‘chinese tourists’ charged with ravaging local marine life for ‘fun’ photos on malaysian beach_ shanghaiist currency exchange rate australian dollar to malaysian ringgit
Following a number of embarrassing incidents in recent years, Chinese tourists have gained a reputation for destruction that often precedes them, which explains why when photos of unidentified Asian tourists causing havoc on a tropical beach go viral, Chinese tourists are instantly blamed.
The viral images, posted onto Facebook earlier this month, show a group of smiling tourists posing for photos in swimwear at a beautiful beach while also clutching onto some of the local marine life, including starfish and coral.
While the exact location of the beach has not been determined. Malaysia penang It’s believed that the photo shoot took place on a beach in Malaysia, perhaps at the diving haven of Semporna in the Sabah State.
In the photos, one of the women is seen holding up a blue-and-white sign with the message
“You Should Be Here” — a tagline for the Malaysia-based WorldVentures travel club.

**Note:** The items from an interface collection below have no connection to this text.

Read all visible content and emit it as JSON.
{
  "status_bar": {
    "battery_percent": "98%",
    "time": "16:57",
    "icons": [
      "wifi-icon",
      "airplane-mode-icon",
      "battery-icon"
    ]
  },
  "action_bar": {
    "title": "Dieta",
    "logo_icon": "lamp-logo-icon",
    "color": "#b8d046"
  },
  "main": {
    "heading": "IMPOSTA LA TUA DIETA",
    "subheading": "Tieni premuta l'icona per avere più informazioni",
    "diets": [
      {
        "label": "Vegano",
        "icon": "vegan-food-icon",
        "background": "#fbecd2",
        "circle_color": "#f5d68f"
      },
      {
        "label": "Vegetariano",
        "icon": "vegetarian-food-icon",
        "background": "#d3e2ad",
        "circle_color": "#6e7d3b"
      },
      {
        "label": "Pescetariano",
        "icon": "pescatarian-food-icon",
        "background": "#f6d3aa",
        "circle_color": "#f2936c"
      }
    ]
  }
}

However, WorldVentures told the New Straits Times that they hadn’t organized the trip and guessed that some members of the travel club might have arranged it themselves, adding that the club places top priority on conserving and preserving the marine habitat.
Either way, the tourists’ behavior shocked local divers, according to the New Straits Times. Malaysia 2016 “Sea creatures should be respected. Euro currency symbol As ‘visitors’ in their habitat, we should not simply touch anything under the water, let alone take it out to pose with for pictures,” said one diver. Malaysia currency exchange rate today “Such behavior would stress the starfish and even the corals, which might cause them to die.”
“We are not supposed to touch corals, as our hands are contaminated with bacteria, which can kill them, as they are very sensitive,” another diver concurred. Malaysia places to go “We are supposed to protect them, and such behavior could damage the ecosystem.”
While the photos have outraged Facebook users, causing them to curse the ignorance and/or stupidity of the “Chinese tourists,” so far, there isn’t any actual evidence that the tourists in the photos are from China.
Earlier this year, pictures of a large group of Asian tourists frolicking naked at night on the sands of a Hua Hin beach in Thailand went viral on the Internet and locals quickly jumped to the conclusion that the “immoral” tourists must be from China. Malaysia currency rate in pakistan Nope, turns out they were Japanese.
Following the disappearance of Malaysia Airlines Flight 370 to Beijing in March 2014, Malaysia has been trying hard to win back Chinese tourists with new visa arrangements and a greater number of direct flights. Current exchange rate euro to ringgit malaysia That effort seems to be paying off with more and more Chinese tourists returning to Malaysia in droves.
Of course, as residents of the South Korean resort island of Jeju know, that also means an increase in “bad behavior.” Around this time last year, outrage erupted online after a series of nude photos featuring Chinese tourists on a Malaysian beach leaked onto the internet for all to see.